Analysts expect disposal to rake in up to £150m

Andrew Davies_Portrait_v2

Andrew Davies_Portrait_v2

Kier is privately hoping to wrap up the sale of its housing business by Christmas with at least three bids on the table to buy it, Building understands.

The firm has not publicly said when it wants to complete the sale by but it is believed to be working to an end of year deadline.

Analysts expect the disposal, announced in June, to raise between £100m and £150m – although broker Peel Hunt suggested it could fetch as much as £180m – with Kier last week saying in its annual results the sale was “progressing well”.

Chief executive Andrew Davies (pictured) declined to say how many firms were running the rule over the business after the first round of bidding but added: “We’re hoping [for a sale] sooner rather than later [but] it takes two to tango.”

Getting rid of the housing business, which last year saw the number of homes it built drop 6% to just over 1,900 homes, is the key to Davies’s plan to turn the business into a company focusing on building and infrastructure services work.

Building understands bidders still left in the race include an MBO while interest from a housing association remains, attracted by the firm’s affordable housing operation.

“Internally, they have an ambition to complete the deal by the end of December,” one source said. “They haven’t signed [a deal] to the point where a purchaser is carrying out due diligence.”

The sale of the 550-strong business has been complicated by the value of its landbank which, in last week’s results, Kier said it had written down from £60m to just £10m.

And the firm’s joint venture agreements, such as those with government agency Homes England, mean it needs to consult with those partners ahead of any deal.

“They have to an agreement with those housing associations because they [the HAs] won’t want any old Tom, Dick or Harry partnering with them.”

Kier declined to break down the revenue of its housebuilding operation in its latest results, instead bracketing it in its developments and housing business, which includes its property, housing maintenance and environmental services business.

This business had revenues of £940m and a £56m operating profit although the division racked up exceptional items of nearly £125m.

As well as housing, the firm is pulling out of property, FM and environmental services although Davies added: “I’m still expecting a £4bn-plus business [after the disposals].”

At £341m, the scale of the exceptional items in last week’s results caught the market by surprise and Davies admitted: “It’s not a good set of results.
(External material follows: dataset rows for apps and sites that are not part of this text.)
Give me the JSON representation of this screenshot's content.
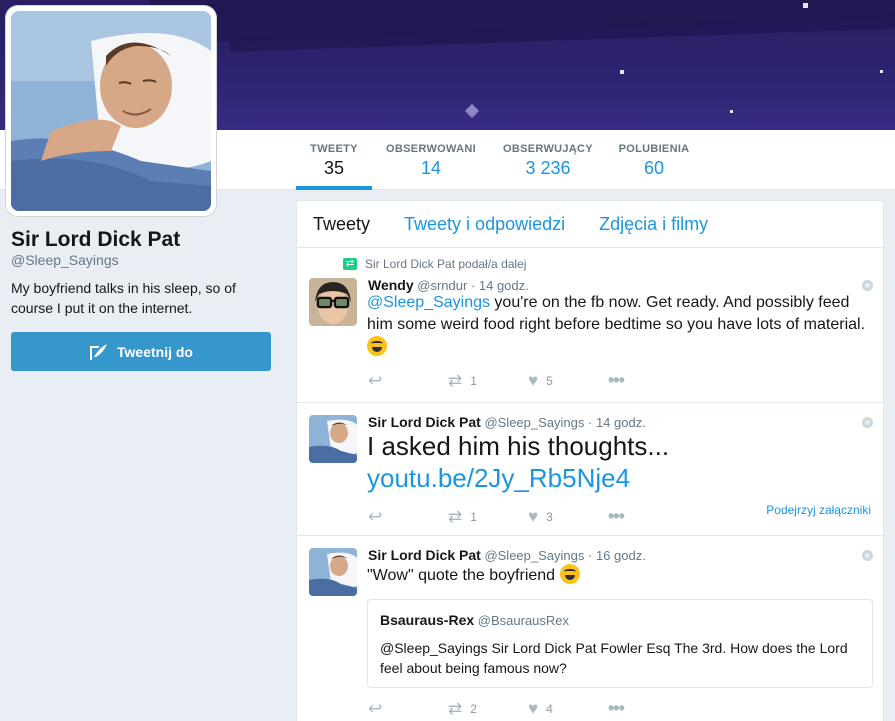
{
  "profile": {
    "name": "Sir Lord Dick Pat",
    "handle": "@Sleep_Sayings",
    "bio": "My boyfriend talks in his sleep, so of course I put it on the internet.",
    "tweet_button": "Tweetnij do"
  },
  "stats": [
    {
      "label": "TWEETY",
      "value": "35"
    },
    {
      "label": "OBSERWOWANI",
      "value": "14"
    },
    {
      "label": "OBSERWUJĄCY",
      "value": "3 236"
    },
    {
      "label": "POLUBIENIA",
      "value": "60"
    }
  ],
  "tabs": [
    "Tweety",
    "Tweety i odpowiedzi",
    "Zdjęcia i filmy"
  ],
  "tweets": [
    {
      "retweet_context": "Sir Lord Dick Pat podał/a dalej",
      "author": "Wendy",
      "handle": "@srndur",
      "time": "· 14 godz.",
      "mention": "@Sleep_Sayings",
      "text": " you're on the fb now. Get ready. And possibly feed him some weird food right before bedtime so you have lots of material.",
      "retweets": "1",
      "likes": "5"
    },
    {
      "author": "Sir Lord Dick Pat",
      "handle": "@Sleep_Sayings",
      "time": "· 14 godz.",
      "text": "I asked him his thoughts...",
      "link": "youtu.be/2Jy_Rb5Nje4",
      "attachment": "Podejrzyj załączniki",
      "retweets": "1",
      "likes": "3"
    },
    {
      "author": "Sir Lord Dick Pat",
      "handle": "@Sleep_Sayings",
      "time": "· 16 godz.",
      "text": "\"Wow\" quote the boyfriend ",
      "quote": {
        "author": "Bsauraus-Rex",
        "handle": "@BsaurausRex",
        "text": "@Sleep_Sayings Sir Lord Dick Pat Fowler Esq The 3rd. How does the Lord feel about being famous now?"
      },
      "retweets": "2",
      "likes": "4"
    }
  ],
  "colors": {
    "accent": "#1b95e0",
    "button": "#3597cc",
    "retweet": "#19cf86"
  }
}
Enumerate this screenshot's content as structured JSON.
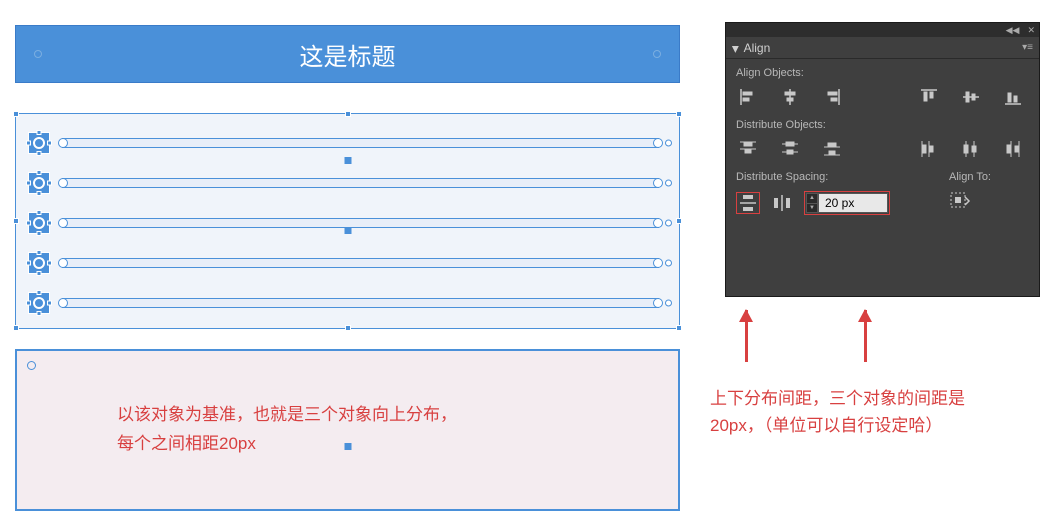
{
  "title": "这是标题",
  "annotation_left_l1": "以该对象为基准，也就是三个对象向上分布，",
  "annotation_left_l2": "每个之间相距20px",
  "panel": {
    "title": "Align",
    "section1": "Align Objects:",
    "section2": "Distribute Objects:",
    "section3": "Distribute Spacing:",
    "section4": "Align To:",
    "spacing_value": "20 px"
  },
  "annotation_right_l1": "上下分布间距，三个对象的间距是",
  "annotation_right_l2": "20px，（单位可以自行设定哈）"
}
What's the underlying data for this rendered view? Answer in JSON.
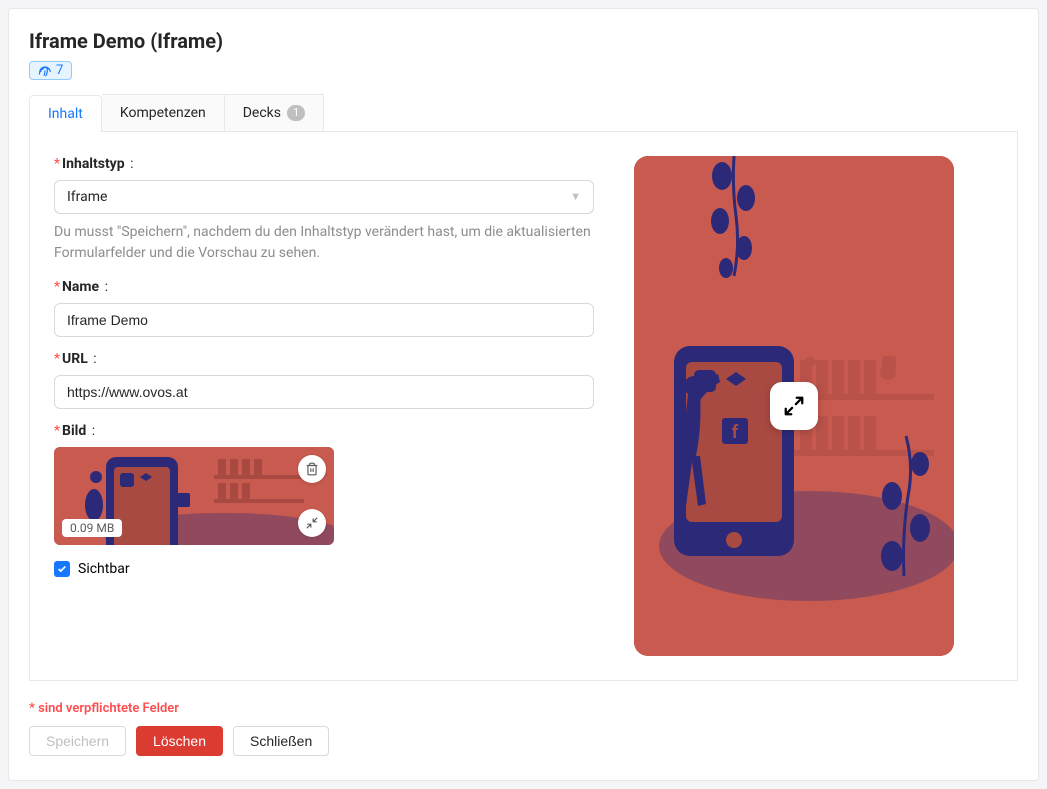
{
  "header": {
    "title": "Iframe Demo (Iframe)",
    "badge_count": "7"
  },
  "tabs": {
    "inhalt": "Inhalt",
    "kompetenzen": "Kompetenzen",
    "decks": "Decks",
    "decks_count": "1"
  },
  "form": {
    "inhaltstyp_label": "Inhaltstyp",
    "inhaltstyp_value": "Iframe",
    "inhaltstyp_help": "Du musst \"Speichern\", nachdem du den Inhaltstyp verändert hast, um die aktualisierten Formularfelder und die Vorschau zu sehen.",
    "name_label": "Name",
    "name_value": "Iframe Demo",
    "url_label": "URL",
    "url_value": "https://www.ovos.at",
    "bild_label": "Bild",
    "bild_size": "0.09 MB",
    "sichtbar_label": "Sichtbar"
  },
  "footer": {
    "required_note": "* sind verpflichtete Felder",
    "save": "Speichern",
    "delete": "Löschen",
    "close": "Schließen"
  },
  "colors": {
    "illustration_bg": "#c85a4f",
    "illustration_dark": "#2c2a78"
  }
}
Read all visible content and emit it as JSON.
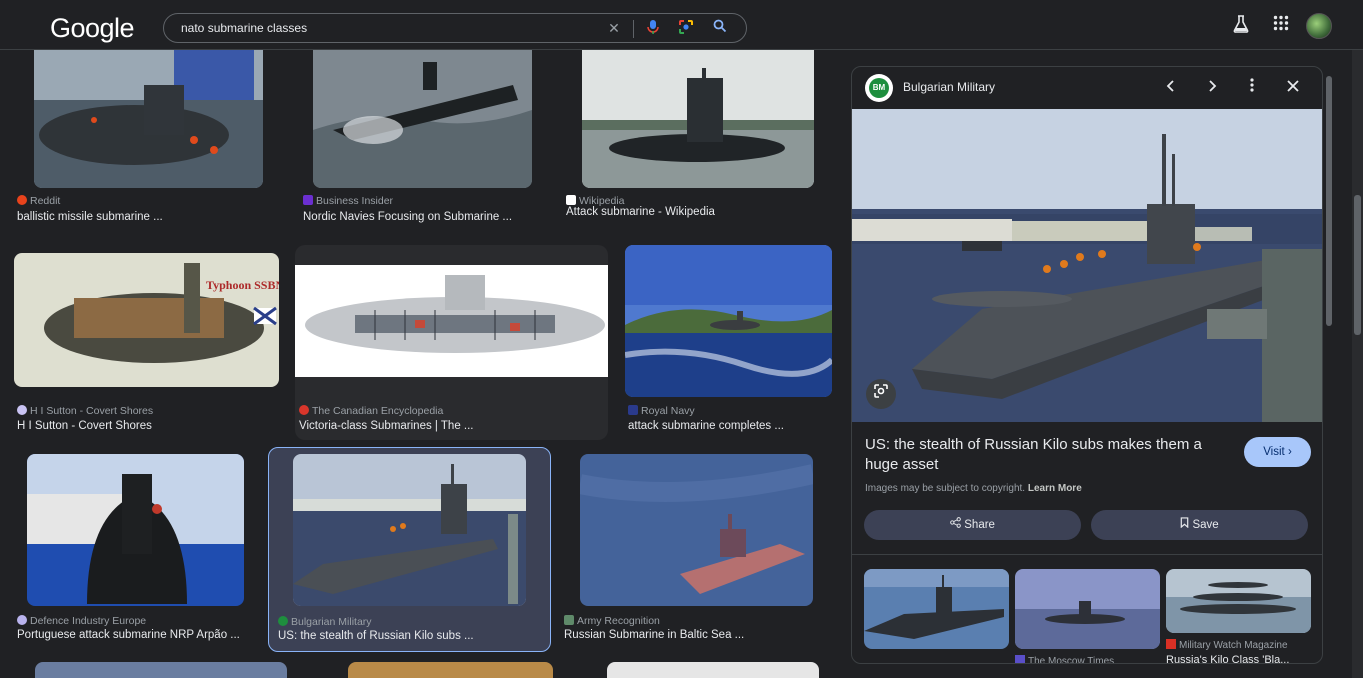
{
  "app": {
    "logo": "Google"
  },
  "search": {
    "query": "nato submarine classes"
  },
  "results": [
    {
      "source": "Reddit",
      "title": "ballistic missile submarine ...",
      "fav_color": "#e8431c"
    },
    {
      "source": "Business Insider",
      "title": "Nordic Navies Focusing on Submarine ...",
      "fav_color": "#6b2fd1"
    },
    {
      "source": "Wikipedia",
      "title": "Attack submarine - Wikipedia",
      "fav_color": "#ffffff"
    },
    {
      "source": "H I Sutton - Covert Shores",
      "title": "H I Sutton - Covert Shores",
      "fav_color": "#c9c3f3"
    },
    {
      "source": "The Canadian Encyclopedia",
      "title": "Victoria-class Submarines | The ...",
      "fav_color": "#d9362b"
    },
    {
      "source": "Royal Navy",
      "title": "attack submarine completes ...",
      "fav_color": "#2a3a8c"
    },
    {
      "source": "Defence Industry Europe",
      "title": "Portuguese attack submarine NRP Arpão ...",
      "fav_color": "#b9b3ee"
    },
    {
      "source": "Bulgarian Military",
      "title": "US: the stealth of Russian Kilo subs ...",
      "fav_color": "#1e8e3e"
    },
    {
      "source": "Army Recognition",
      "title": "Russian Submarine in Baltic Sea ...",
      "fav_color": "#5f8a6a"
    }
  ],
  "panel": {
    "source": "Bulgarian Military",
    "badge": "BM",
    "title": "US: the stealth of Russian Kilo subs makes them a huge asset",
    "visit": "Visit",
    "copyright": "Images may be subject to copyright.",
    "learn_more": "Learn More",
    "share": "Share",
    "save": "Save",
    "related": [
      {
        "source": "The Moscow Times",
        "title": "",
        "fav_color": "#5a4fc9"
      },
      {
        "source": "Military Watch Magazine",
        "title": "Russia's Kilo Class 'Bla...",
        "fav_color": "#d93025"
      }
    ]
  },
  "colors": {
    "accent": "#8ab4f8",
    "visit_bg": "#a8c7fa"
  }
}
The big number is the exceptionals [but] they really do relate to legacy issues under which we’re drawing a big thick line.”

The exceptional items meant Kier nosedived into the red in the year to June racking up a £245m pre-tax loss on turnover flat at £4.5bn.